YOUR ASSIGNMENT ▸ Produce a faithful copy of every record below, without the pictures.
** Opening RECORDS SHOWN block **
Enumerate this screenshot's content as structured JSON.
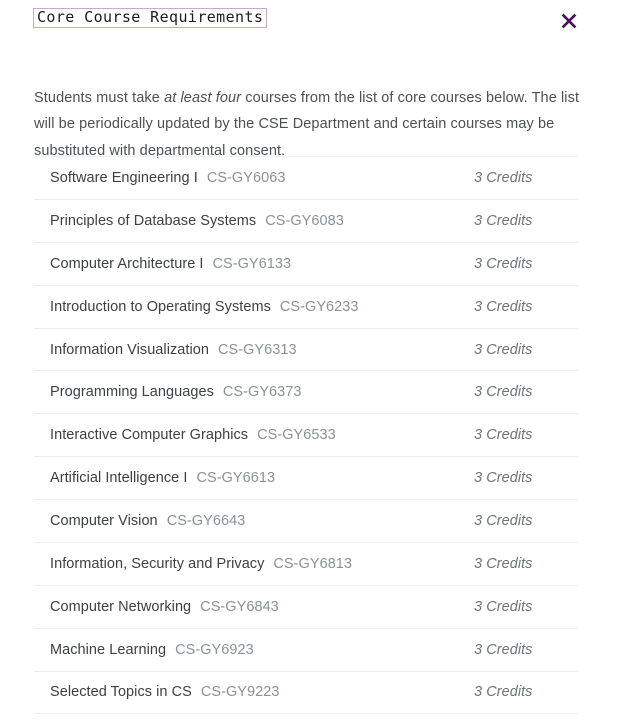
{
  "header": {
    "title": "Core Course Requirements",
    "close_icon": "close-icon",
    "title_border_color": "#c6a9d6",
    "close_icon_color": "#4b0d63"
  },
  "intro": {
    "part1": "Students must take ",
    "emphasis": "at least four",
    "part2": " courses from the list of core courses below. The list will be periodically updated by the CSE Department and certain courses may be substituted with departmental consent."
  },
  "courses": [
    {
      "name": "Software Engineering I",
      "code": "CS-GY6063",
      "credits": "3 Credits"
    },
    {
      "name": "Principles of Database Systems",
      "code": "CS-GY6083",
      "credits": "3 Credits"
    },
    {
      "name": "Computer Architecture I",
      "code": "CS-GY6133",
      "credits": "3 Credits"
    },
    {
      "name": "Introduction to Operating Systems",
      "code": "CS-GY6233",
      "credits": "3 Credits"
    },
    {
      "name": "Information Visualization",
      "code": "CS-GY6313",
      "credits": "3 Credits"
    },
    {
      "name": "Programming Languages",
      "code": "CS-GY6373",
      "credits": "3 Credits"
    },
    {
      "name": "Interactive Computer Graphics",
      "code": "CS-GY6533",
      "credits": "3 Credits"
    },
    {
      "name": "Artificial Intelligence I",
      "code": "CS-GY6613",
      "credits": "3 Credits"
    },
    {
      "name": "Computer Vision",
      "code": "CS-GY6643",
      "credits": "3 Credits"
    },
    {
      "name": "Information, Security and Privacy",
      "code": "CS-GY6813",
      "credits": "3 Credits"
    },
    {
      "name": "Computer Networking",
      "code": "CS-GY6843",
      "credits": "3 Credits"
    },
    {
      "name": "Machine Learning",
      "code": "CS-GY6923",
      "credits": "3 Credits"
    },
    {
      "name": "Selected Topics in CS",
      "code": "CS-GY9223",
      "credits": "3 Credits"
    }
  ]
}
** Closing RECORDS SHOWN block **
RESPONSE TO THIS EXERCISE ▸
Enumerate this screenshot's content as structured JSON.
{
  "header": {
    "title": "Core Course Requirements",
    "close_icon": "close-icon",
    "title_border_color": "#c6a9d6",
    "close_icon_color": "#4b0d63"
  },
  "intro": {
    "part1": "Students must take ",
    "emphasis": "at least four",
    "part2": " courses from the list of core courses below. The list will be periodically updated by the CSE Department and certain courses may be substituted with departmental consent."
  },
  "courses": [
    {
      "name": "Software Engineering I",
      "code": "CS-GY6063",
      "credits": "3 Credits"
    },
    {
      "name": "Principles of Database Systems",
      "code": "CS-GY6083",
      "credits": "3 Credits"
    },
    {
      "name": "Computer Architecture I",
      "code": "CS-GY6133",
      "credits": "3 Credits"
    },
    {
      "name": "Introduction to Operating Systems",
      "code": "CS-GY6233",
      "credits": "3 Credits"
    },
    {
      "name": "Information Visualization",
      "code": "CS-GY6313",
      "credits": "3 Credits"
    },
    {
      "name": "Programming Languages",
      "code": "CS-GY6373",
      "credits": "3 Credits"
    },
    {
      "name": "Interactive Computer Graphics",
      "code": "CS-GY6533",
      "credits": "3 Credits"
    },
    {
      "name": "Artificial Intelligence I",
      "code": "CS-GY6613",
      "credits": "3 Credits"
    },
    {
      "name": "Computer Vision",
      "code": "CS-GY6643",
      "credits": "3 Credits"
    },
    {
      "name": "Information, Security and Privacy",
      "code": "CS-GY6813",
      "credits": "3 Credits"
    },
    {
      "name": "Computer Networking",
      "code": "CS-GY6843",
      "credits": "3 Credits"
    },
    {
      "name": "Machine Learning",
      "code": "CS-GY6923",
      "credits": "3 Credits"
    },
    {
      "name": "Selected Topics in CS",
      "code": "CS-GY9223",
      "credits": "3 Credits"
    }
  ]
}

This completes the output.